Postponing antipsychotic medications and integrating psychological and social treatment to those suffering early episodes of schizophrenia may help reduce long-term dependence on antipsychotic drugs, according to a review of published research.
The review, conducted by USC associate professor John Bola and three European psychiatrists, was published in the first issue of Psychosis: Psychological, Social and Integrative Approaches. The publication is the official scientific journal of the International Society for the Psychological Treatments of Schizophrenia.
Bola’s paper reviews studies of what happens when people diagnosed with first episodes of schizophrenia spectrum illnesses are given psychosocial support instead of anti-psychotic drugs in the first few weeks of treatment.

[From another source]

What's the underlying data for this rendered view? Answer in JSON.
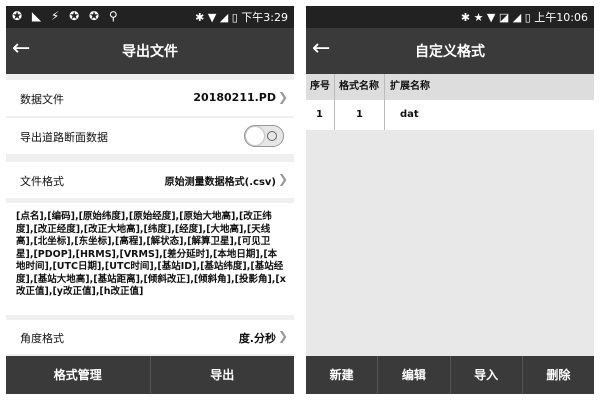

This treatment method differs from current medical practices in the United States and other developed countries that traditionally hospitalize and immediately treat acute first-episode patients with antipsychotic medications. However, the review has found that specially designed psychosocial treatment with time-limited trial postponement of antipsychotic drugs can result in modestly better long-term outcomes with 25 percent to 40 percent of patients not requiring medications and others at relatively low doses.
“Simultaneously achieving these two outcomes, both modestly better functioning and lower dependence on antipsychotic medications, is important due to the serious side effects and shortened life expectancy associated with long-term antipsychotic medication use,” Bola said. “This is a victory for the consumer (patient).”
Authors analyzed five studies published between 1978 and the present with a majority of first- or second-episode schizophrenia subjects.
Most of the treatments included a small home-like environment and continual close collaboration with family members. Subjects were given clear information on the illness, treatment and its risks. Many of these therapeutic measures were intended to “induce a state of long-lasting emotional relaxation,” according to one study in the report.
Each study had a three-to-six week antipsychotic medication postponement protocol. This means that if patients remained non-dangerous and symptoms improved, they were not treated with such medications during the initial postponement period, Bola said. If they got worse, then antipsychotics were started.
In some of the analyzed studies, agitated patients or those not sleeping well were treated with benzodiazepine medications – minor tranquilizers such as Valium or Ambien – to help calm them down or restore their sleep cycle during the postponement period.
“Psychosocial treatment in first episodes of schizophrenia can help us distinguish which patients need and which patients do not need antipsychotic medications,” Bola said. “This both advances scientific knowledge while simultaneously supporting a patient’s desire to reduce medication side effects.”
In a 2006 review, Bola and other researchers found no evidence that early episodes of schizophrenia without medication resulted in long-term harm for patients, casting doubt on the long-term practice of immediately medicating for one year following diagnosis.